**Extracted records:**
··········
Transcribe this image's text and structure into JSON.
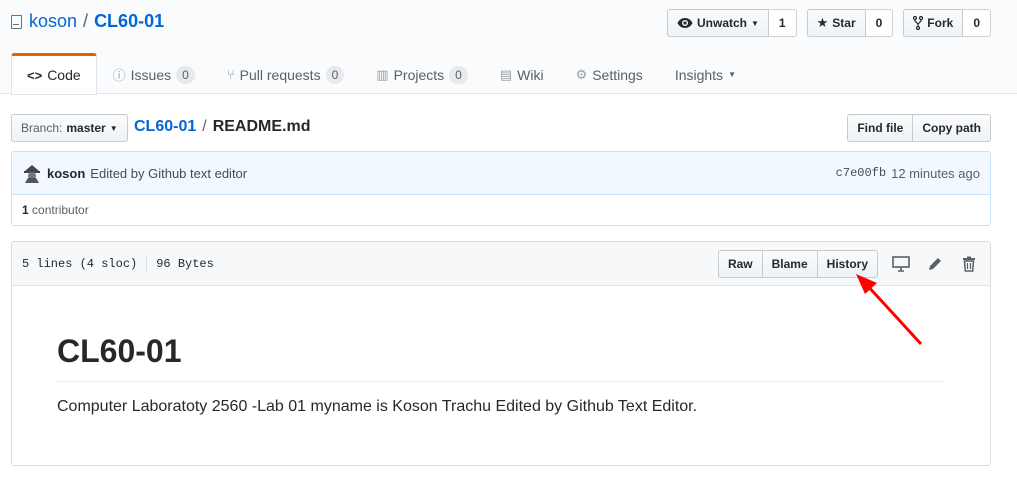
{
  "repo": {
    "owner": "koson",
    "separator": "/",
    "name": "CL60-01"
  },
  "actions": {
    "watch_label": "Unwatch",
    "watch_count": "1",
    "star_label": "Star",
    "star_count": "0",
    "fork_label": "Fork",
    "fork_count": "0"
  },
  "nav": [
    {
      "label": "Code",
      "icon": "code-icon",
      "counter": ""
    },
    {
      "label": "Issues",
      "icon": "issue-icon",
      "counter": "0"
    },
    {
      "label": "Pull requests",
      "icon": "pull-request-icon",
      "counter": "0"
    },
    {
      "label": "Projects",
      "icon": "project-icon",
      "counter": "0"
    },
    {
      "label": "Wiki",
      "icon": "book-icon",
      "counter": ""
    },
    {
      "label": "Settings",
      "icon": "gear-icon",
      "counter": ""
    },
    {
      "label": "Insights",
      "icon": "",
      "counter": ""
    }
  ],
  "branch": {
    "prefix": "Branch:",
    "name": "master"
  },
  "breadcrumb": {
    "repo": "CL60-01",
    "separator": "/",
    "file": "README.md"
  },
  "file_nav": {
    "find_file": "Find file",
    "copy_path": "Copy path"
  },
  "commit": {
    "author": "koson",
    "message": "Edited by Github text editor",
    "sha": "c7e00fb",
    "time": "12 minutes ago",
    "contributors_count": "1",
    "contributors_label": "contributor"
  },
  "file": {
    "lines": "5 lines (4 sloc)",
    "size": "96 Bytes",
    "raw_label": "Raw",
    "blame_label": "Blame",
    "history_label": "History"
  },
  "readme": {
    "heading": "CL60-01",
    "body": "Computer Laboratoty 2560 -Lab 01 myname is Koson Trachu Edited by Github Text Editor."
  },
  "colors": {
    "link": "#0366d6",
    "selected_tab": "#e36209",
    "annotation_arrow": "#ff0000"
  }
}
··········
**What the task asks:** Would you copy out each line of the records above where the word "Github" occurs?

**Expected output:**
    "message": "Edited by Github text editor",
    "body": "Computer Laboratoty 2560 -Lab 01 myname is Koson Trachu Edited by Github Text Editor."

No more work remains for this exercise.